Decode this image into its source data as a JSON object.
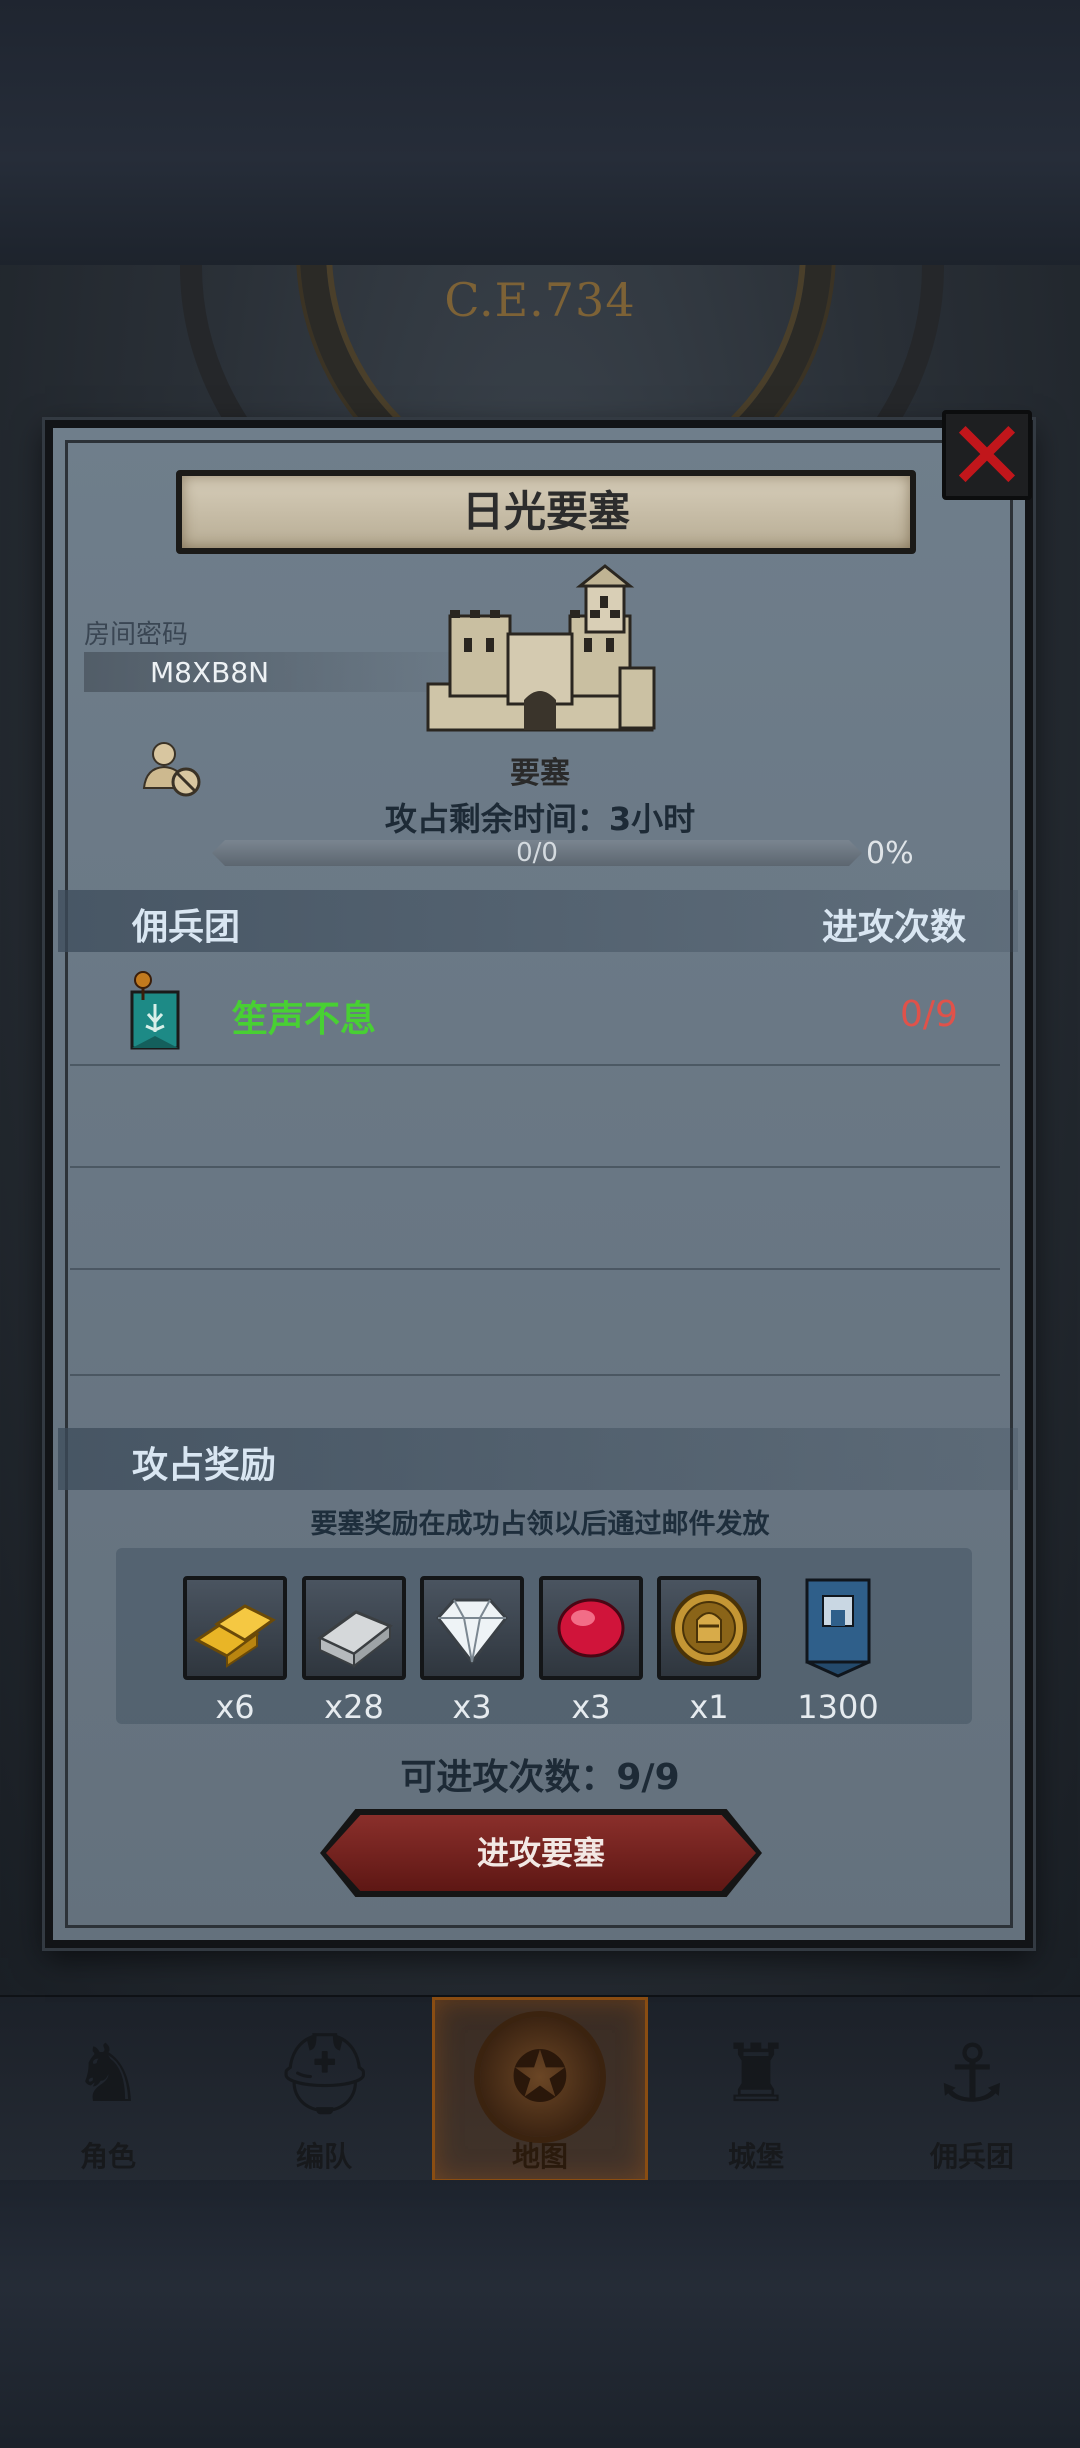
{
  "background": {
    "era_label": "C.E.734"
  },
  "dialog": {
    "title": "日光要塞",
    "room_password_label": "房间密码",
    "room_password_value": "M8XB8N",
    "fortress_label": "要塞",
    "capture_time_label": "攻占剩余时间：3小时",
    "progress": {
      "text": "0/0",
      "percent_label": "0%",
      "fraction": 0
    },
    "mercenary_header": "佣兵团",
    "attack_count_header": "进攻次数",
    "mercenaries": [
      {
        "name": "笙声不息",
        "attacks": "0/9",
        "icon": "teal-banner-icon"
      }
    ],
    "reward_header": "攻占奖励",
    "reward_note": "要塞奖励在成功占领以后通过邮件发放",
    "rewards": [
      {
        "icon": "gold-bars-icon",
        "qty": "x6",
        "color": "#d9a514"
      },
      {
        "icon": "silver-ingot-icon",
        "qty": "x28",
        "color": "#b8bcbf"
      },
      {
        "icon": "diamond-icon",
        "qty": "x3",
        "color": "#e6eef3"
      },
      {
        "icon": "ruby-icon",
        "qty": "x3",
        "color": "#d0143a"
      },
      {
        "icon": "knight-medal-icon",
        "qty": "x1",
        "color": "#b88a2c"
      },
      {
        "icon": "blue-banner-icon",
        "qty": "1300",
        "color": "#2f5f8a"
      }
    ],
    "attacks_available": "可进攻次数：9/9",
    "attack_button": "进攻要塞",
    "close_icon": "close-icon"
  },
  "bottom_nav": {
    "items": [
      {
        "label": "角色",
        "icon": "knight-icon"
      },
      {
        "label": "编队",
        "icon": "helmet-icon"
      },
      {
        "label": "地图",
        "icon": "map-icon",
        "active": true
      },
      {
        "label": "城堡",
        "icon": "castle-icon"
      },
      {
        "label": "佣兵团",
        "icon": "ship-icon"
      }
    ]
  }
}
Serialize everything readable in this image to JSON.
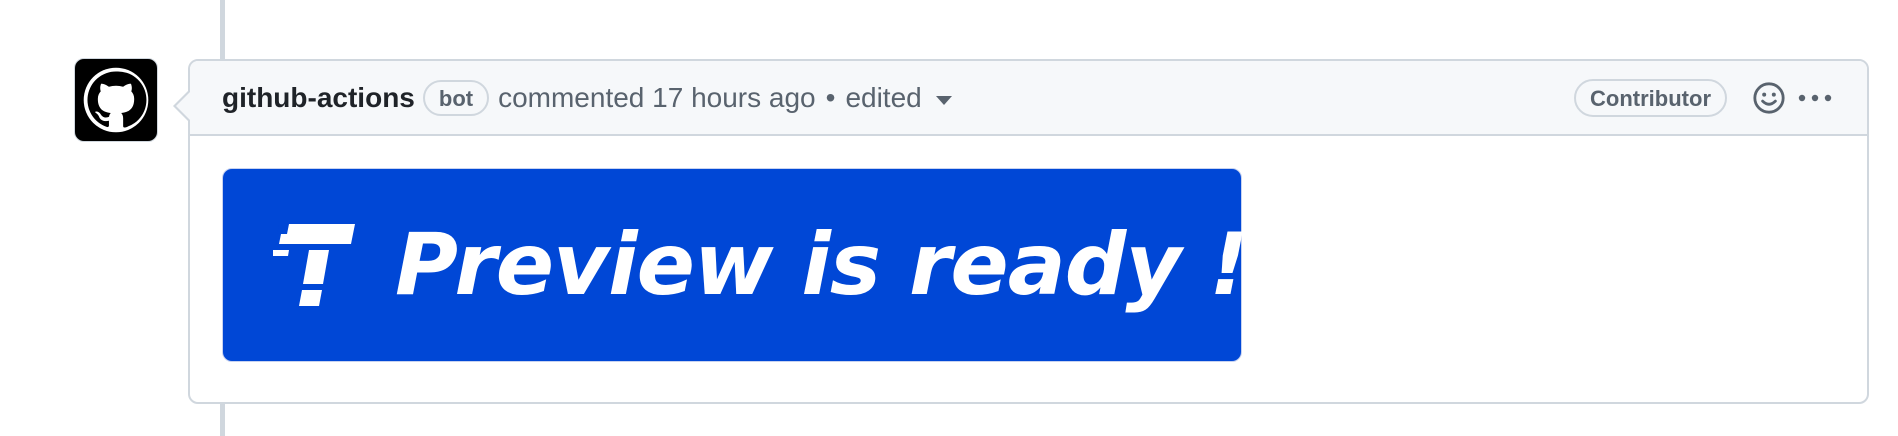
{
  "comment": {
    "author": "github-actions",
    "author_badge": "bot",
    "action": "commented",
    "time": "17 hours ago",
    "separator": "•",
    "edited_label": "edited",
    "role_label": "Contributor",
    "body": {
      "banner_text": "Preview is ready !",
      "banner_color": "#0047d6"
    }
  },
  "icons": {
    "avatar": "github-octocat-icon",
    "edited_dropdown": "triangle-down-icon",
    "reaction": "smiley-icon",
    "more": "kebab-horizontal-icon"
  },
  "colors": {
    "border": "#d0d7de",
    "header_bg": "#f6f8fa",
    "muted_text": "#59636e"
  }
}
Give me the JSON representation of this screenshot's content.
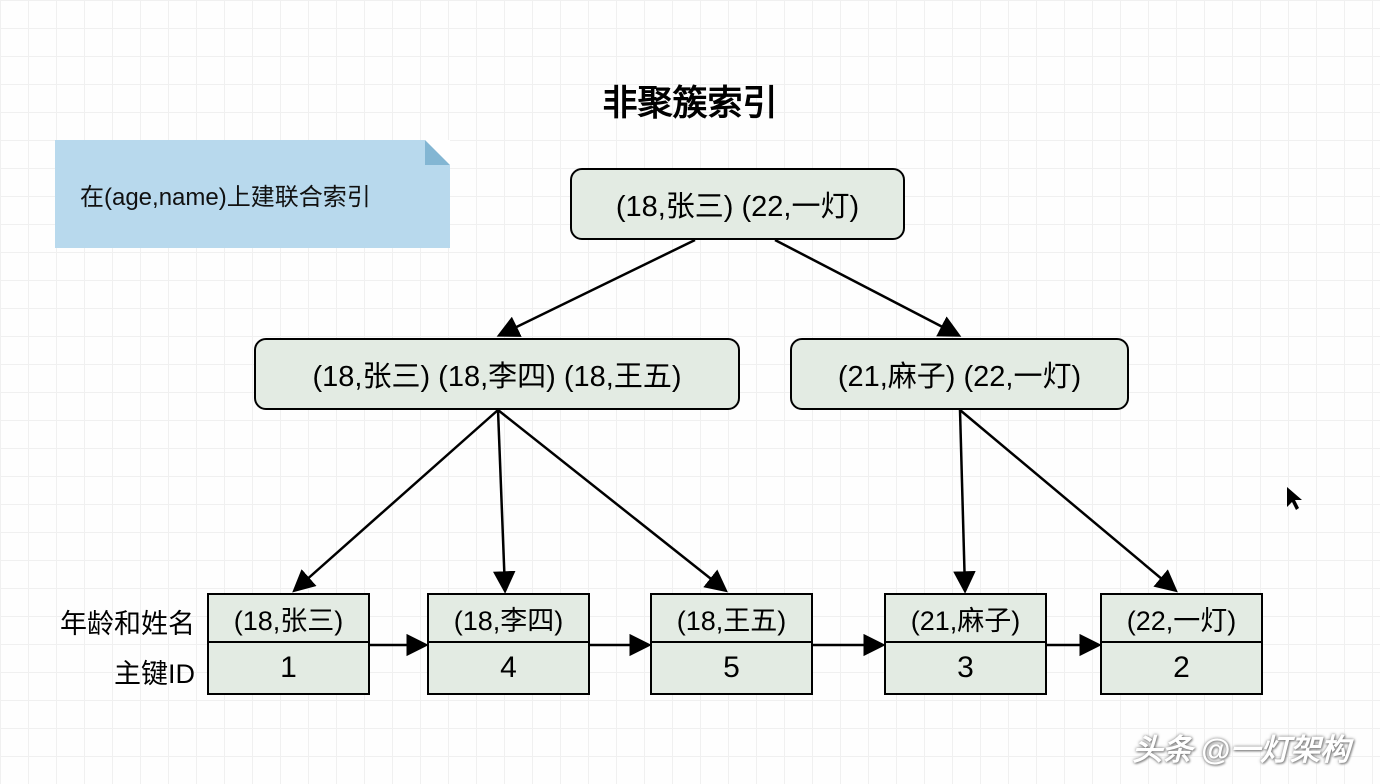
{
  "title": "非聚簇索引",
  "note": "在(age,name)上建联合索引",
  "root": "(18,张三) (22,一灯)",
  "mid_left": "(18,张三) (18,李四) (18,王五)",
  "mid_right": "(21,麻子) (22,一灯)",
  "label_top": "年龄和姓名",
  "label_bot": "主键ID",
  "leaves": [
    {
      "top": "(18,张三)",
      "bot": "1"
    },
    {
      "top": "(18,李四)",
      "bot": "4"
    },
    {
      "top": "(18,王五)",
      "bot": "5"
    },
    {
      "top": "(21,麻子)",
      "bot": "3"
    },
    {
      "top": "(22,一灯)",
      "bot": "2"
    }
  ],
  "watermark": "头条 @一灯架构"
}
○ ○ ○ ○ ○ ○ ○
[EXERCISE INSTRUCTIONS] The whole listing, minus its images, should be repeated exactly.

[YOUR SOLUTION]
Decode this image into its source data as a JSON object.
{
  "background": {
    "era_label": "C.E.734"
  },
  "dialog": {
    "title": "日光要塞",
    "room_password_label": "房间密码",
    "room_password_value": "M8XB8N",
    "fortress_label": "要塞",
    "capture_time_label": "攻占剩余时间：3小时",
    "progress": {
      "text": "0/0",
      "percent_label": "0%",
      "fraction": 0
    },
    "mercenary_header": "佣兵团",
    "attack_count_header": "进攻次数",
    "mercenaries": [
      {
        "name": "笙声不息",
        "attacks": "0/9",
        "icon": "teal-banner-icon"
      }
    ],
    "reward_header": "攻占奖励",
    "reward_note": "要塞奖励在成功占领以后通过邮件发放",
    "rewards": [
      {
        "icon": "gold-bars-icon",
        "qty": "x6",
        "color": "#d9a514"
      },
      {
        "icon": "silver-ingot-icon",
        "qty": "x28",
        "color": "#b8bcbf"
      },
      {
        "icon": "diamond-icon",
        "qty": "x3",
        "color": "#e6eef3"
      },
      {
        "icon": "ruby-icon",
        "qty": "x3",
        "color": "#d0143a"
      },
      {
        "icon": "knight-medal-icon",
        "qty": "x1",
        "color": "#b88a2c"
      },
      {
        "icon": "blue-banner-icon",
        "qty": "1300",
        "color": "#2f5f8a"
      }
    ],
    "attacks_available": "可进攻次数：9/9",
    "attack_button": "进攻要塞",
    "close_icon": "close-icon"
  },
  "bottom_nav": {
    "items": [
      {
        "label": "角色",
        "icon": "knight-icon"
      },
      {
        "label": "编队",
        "icon": "helmet-icon"
      },
      {
        "label": "地图",
        "icon": "map-icon",
        "active": true
      },
      {
        "label": "城堡",
        "icon": "castle-icon"
      },
      {
        "label": "佣兵团",
        "icon": "ship-icon"
      }
    ]
  }
}
Serialize everything readable in this image to JSON.
{
  "comment": {
    "author": "github-actions",
    "author_badge": "bot",
    "action": "commented",
    "time": "17 hours ago",
    "separator": "•",
    "edited_label": "edited",
    "role_label": "Contributor",
    "body": {
      "banner_text": "Preview is ready !",
      "banner_color": "#0047d6"
    }
  },
  "icons": {
    "avatar": "github-octocat-icon",
    "edited_dropdown": "triangle-down-icon",
    "reaction": "smiley-icon",
    "more": "kebab-horizontal-icon"
  },
  "colors": {
    "border": "#d0d7de",
    "header_bg": "#f6f8fa",
    "muted_text": "#59636e"
  }
}
Give me the JSON representation of this screenshot's content.
{
  "title": "非聚簇索引",
  "note": "在(age,name)上建联合索引",
  "root": "(18,张三) (22,一灯)",
  "mid_left": "(18,张三) (18,李四) (18,王五)",
  "mid_right": "(21,麻子) (22,一灯)",
  "label_top": "年龄和姓名",
  "label_bot": "主键ID",
  "leaves": [
    {
      "top": "(18,张三)",
      "bot": "1"
    },
    {
      "top": "(18,李四)",
      "bot": "4"
    },
    {
      "top": "(18,王五)",
      "bot": "5"
    },
    {
      "top": "(21,麻子)",
      "bot": "3"
    },
    {
      "top": "(22,一灯)",
      "bot": "2"
    }
  ],
  "watermark": "头条 @一灯架构"
}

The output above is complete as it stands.